By Kirk Spano
I have stayed away from talking about the Fed lately because everybody else is doing it. I just supposed somebody would ask the "what if" I have been wondering about. So far I haven't heard it. So, I'll ask: What if the Fed both tightens and loosens this week? What if Federal Reserve Chairperson Janet Yellen raises interest rates and announces a short-term QE to offset increasing rates?
Back in the day, Bo Jackson showed us how impressive doing both could be. What if Janet Yellen takes a page from Bo and shows she knows how to do both? Right or wrong, likely or unlikely to happen, here's what I think may happen.
As I discussed several months ago, global growth will never be the same again, therefore, monetary policy normalization needs to be seen in a different light. Normal global growth rates will generally be in the 2% to 3% range going forward, not the 3% to 4% range we saw in the second half of the 20th century. Thus, central banks, should start moving toward more normal interest rates since global growth is currently at the high end of the "new normal" range.
The problem with the Federal Reserve raising short-term interest rates is that very few businesses or governments are ready for it. Why? Frankly because many businesses and most governments are behaving poorly. Businesses around the globe have borrowed to the hilt to support unsustainable capex programs and to mask executive skimming. Governments globally have promoted welfare programs as easy substitutes for rebuilding a global infrastructure that is trillions of dollars behind on deferred maintenance.
In my opinion, the Fed should not kowtow to the type of irresponsible behavior we are seeing around the world. Rather, the Fed should start to nudge politicians, central banks and business leaders into reality-land by raising interest rates a quarter point and signaling another increase is imminent.
Of course, a pure stand-alone interest-rate increase could create financial havoc as banks quickly adjust their thinking on lending and debt covenants. It is feared that if the dollar spiked on such an audacious act as raising interest rates from zero to .25% that a financial death spiral could occur. While I think it's unlikely that would happen, I do respect the self-fulfilling-prophecy theory of bipolar behavioral economics.

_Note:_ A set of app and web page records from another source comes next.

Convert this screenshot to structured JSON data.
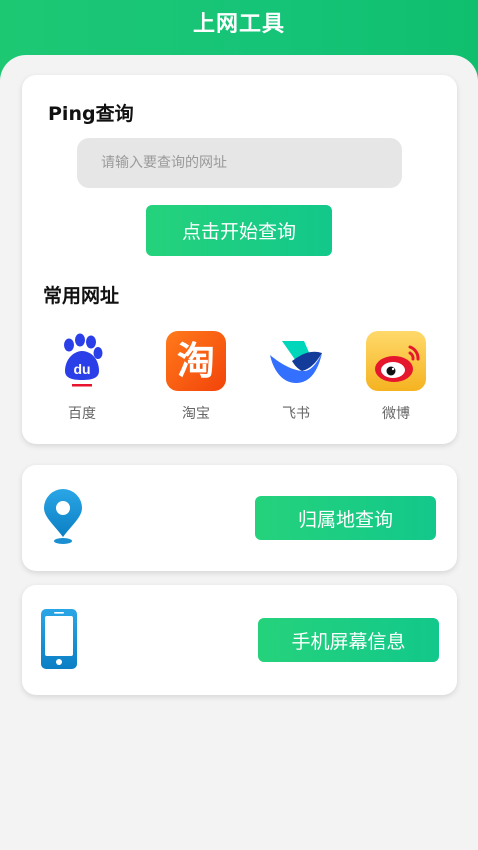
{
  "header": {
    "title": "上网工具"
  },
  "ping": {
    "title": "Ping查询",
    "input_placeholder": "请输入要查询的网址",
    "input_value": "",
    "button_label": "点击开始查询"
  },
  "common_sites": {
    "title": "常用网址",
    "items": [
      {
        "label": "百度",
        "icon": "baidu-logo"
      },
      {
        "label": "淘宝",
        "icon": "taobao-logo",
        "glyph": "淘"
      },
      {
        "label": "飞书",
        "icon": "feishu-logo"
      },
      {
        "label": "微博",
        "icon": "weibo-logo"
      }
    ]
  },
  "location": {
    "icon": "location-pin-icon",
    "button_label": "归属地查询"
  },
  "screen_info": {
    "icon": "mobile-phone-icon",
    "button_label": "手机屏幕信息"
  },
  "colors": {
    "primary_green": "#1dc873",
    "button_green_start": "#25d27c",
    "button_green_end": "#12c88a",
    "icon_blue": "#1a96d8"
  }
}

The solution to avoiding a significant shock to the system as interest rates begin the process of getting closer to normal is relatively easy. Yellen should take a page out of Bern Bernanke's helicopter manual and simultaneously announce a moderately sized quantitative-easing program to run approximately the length of the interest-rate-tightening cycle. If the Fed bought several tens of billions of dollars worth of bonds per month over the next year or so, at a time that the U.S. needed to refinance sizable debt, the Fed would be achieving multiple ends: getting off the zero-bound, encouraging economic normalcy, promoting responsibility, deferring some U.S. debt and stimulating a very slow recovery.
For investors, speculating on what I am suggesting the Fed do is difficult at best. The Fed is probably thinking too symmetrically to go the Bo Jackson route. What I have done recently is a few trades of various volatility ETFs, including trading the iPath S&P 500 VIX Short-term Futures ETN /zigman2/quotes/202248173/composite VXX +27.30% . That vehicle is not for the faint of heart and can't be held much longer than a week or two. However, with a good trading approach, it is a good hedge and possibly a great speculative trade. Most people ought to simply sell an equity mutual fund or two and start looking for quality stocks to buy on the coming volatility instead.
Disclosure: Kirk and certain clients of Bluemound Asset Management do not own any of the securities mentioned. Kirk has not recommended at this time any of the securities mentioned in his investment letter Fundamental Trends. Neither Kirk nor Bluemound clients plan any transactions in the next three trading days. Opinions subject to change at any time without notice.